# [What you are asked to do]
All entries are to be reproduced exactly; the pictures are to be omitted.

━━━━

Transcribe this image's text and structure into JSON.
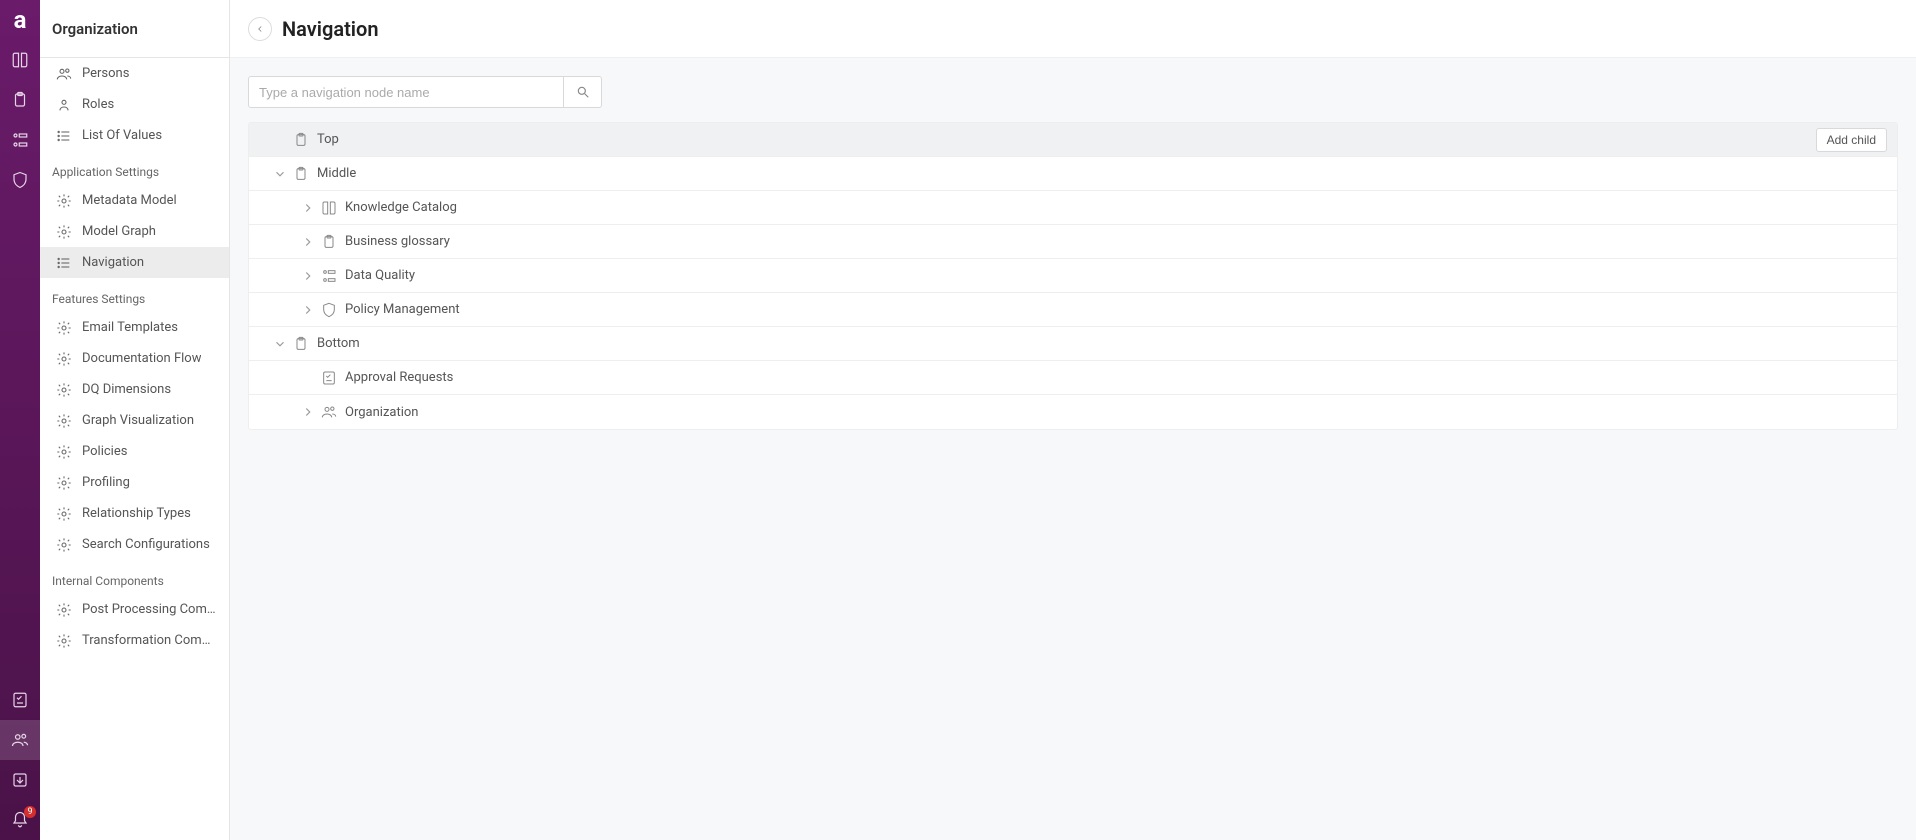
{
  "rail": {
    "notification_count": "9"
  },
  "sidebar": {
    "title": "Organization",
    "plain_items": [
      {
        "icon": "people",
        "label": "Persons"
      },
      {
        "icon": "role",
        "label": "Roles"
      },
      {
        "icon": "list",
        "label": "List Of Values"
      }
    ],
    "groups": [
      {
        "title": "Application Settings",
        "items": [
          {
            "icon": "gear",
            "label": "Metadata Model"
          },
          {
            "icon": "gear",
            "label": "Model Graph"
          },
          {
            "icon": "list",
            "label": "Navigation",
            "active": true
          }
        ]
      },
      {
        "title": "Features Settings",
        "items": [
          {
            "icon": "gear",
            "label": "Email Templates"
          },
          {
            "icon": "gear",
            "label": "Documentation Flow"
          },
          {
            "icon": "gear",
            "label": "DQ Dimensions"
          },
          {
            "icon": "gear",
            "label": "Graph Visualization"
          },
          {
            "icon": "gear",
            "label": "Policies"
          },
          {
            "icon": "gear",
            "label": "Profiling"
          },
          {
            "icon": "gear",
            "label": "Relationship Types"
          },
          {
            "icon": "gear",
            "label": "Search Configurations"
          }
        ]
      },
      {
        "title": "Internal Components",
        "items": [
          {
            "icon": "gear",
            "label": "Post Processing Compon…"
          },
          {
            "icon": "gear",
            "label": "Transformation Compon…"
          }
        ]
      }
    ]
  },
  "main": {
    "title": "Navigation",
    "search_placeholder": "Type a navigation node name",
    "add_child_label": "Add child",
    "tree": [
      {
        "depth": 0,
        "chev": "none",
        "icon": "clipboard",
        "label": "Top",
        "selected": true,
        "add": true
      },
      {
        "depth": 0,
        "chev": "down",
        "icon": "clipboard",
        "label": "Middle"
      },
      {
        "depth": 1,
        "chev": "right",
        "icon": "book",
        "label": "Knowledge Catalog"
      },
      {
        "depth": 1,
        "chev": "right",
        "icon": "clipboard",
        "label": "Business glossary"
      },
      {
        "depth": 1,
        "chev": "right",
        "icon": "quality",
        "label": "Data Quality"
      },
      {
        "depth": 1,
        "chev": "right",
        "icon": "shield",
        "label": "Policy Management"
      },
      {
        "depth": 0,
        "chev": "down",
        "icon": "clipboard",
        "label": "Bottom"
      },
      {
        "depth": 1,
        "chev": "none",
        "icon": "checklist",
        "label": "Approval Requests"
      },
      {
        "depth": 1,
        "chev": "right",
        "icon": "people",
        "label": "Organization"
      }
    ]
  }
}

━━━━

# [Task output]
Transcribe this image's text and structure into JSON.
{
  "rail": {
    "notification_count": "9"
  },
  "sidebar": {
    "title": "Organization",
    "plain_items": [
      {
        "icon": "people",
        "label": "Persons"
      },
      {
        "icon": "role",
        "label": "Roles"
      },
      {
        "icon": "list",
        "label": "List Of Values"
      }
    ],
    "groups": [
      {
        "title": "Application Settings",
        "items": [
          {
            "icon": "gear",
            "label": "Metadata Model"
          },
          {
            "icon": "gear",
            "label": "Model Graph"
          },
          {
            "icon": "list",
            "label": "Navigation",
            "active": true
          }
        ]
      },
      {
        "title": "Features Settings",
        "items": [
          {
            "icon": "gear",
            "label": "Email Templates"
          },
          {
            "icon": "gear",
            "label": "Documentation Flow"
          },
          {
            "icon": "gear",
            "label": "DQ Dimensions"
          },
          {
            "icon": "gear",
            "label": "Graph Visualization"
          },
          {
            "icon": "gear",
            "label": "Policies"
          },
          {
            "icon": "gear",
            "label": "Profiling"
          },
          {
            "icon": "gear",
            "label": "Relationship Types"
          },
          {
            "icon": "gear",
            "label": "Search Configurations"
          }
        ]
      },
      {
        "title": "Internal Components",
        "items": [
          {
            "icon": "gear",
            "label": "Post Processing Compon…"
          },
          {
            "icon": "gear",
            "label": "Transformation Compon…"
          }
        ]
      }
    ]
  },
  "main": {
    "title": "Navigation",
    "search_placeholder": "Type a navigation node name",
    "add_child_label": "Add child",
    "tree": [
      {
        "depth": 0,
        "chev": "none",
        "icon": "clipboard",
        "label": "Top",
        "selected": true,
        "add": true
      },
      {
        "depth": 0,
        "chev": "down",
        "icon": "clipboard",
        "label": "Middle"
      },
      {
        "depth": 1,
        "chev": "right",
        "icon": "book",
        "label": "Knowledge Catalog"
      },
      {
        "depth": 1,
        "chev": "right",
        "icon": "clipboard",
        "label": "Business glossary"
      },
      {
        "depth": 1,
        "chev": "right",
        "icon": "quality",
        "label": "Data Quality"
      },
      {
        "depth": 1,
        "chev": "right",
        "icon": "shield",
        "label": "Policy Management"
      },
      {
        "depth": 0,
        "chev": "down",
        "icon": "clipboard",
        "label": "Bottom"
      },
      {
        "depth": 1,
        "chev": "none",
        "icon": "checklist",
        "label": "Approval Requests"
      },
      {
        "depth": 1,
        "chev": "right",
        "icon": "people",
        "label": "Organization"
      }
    ]
  }
}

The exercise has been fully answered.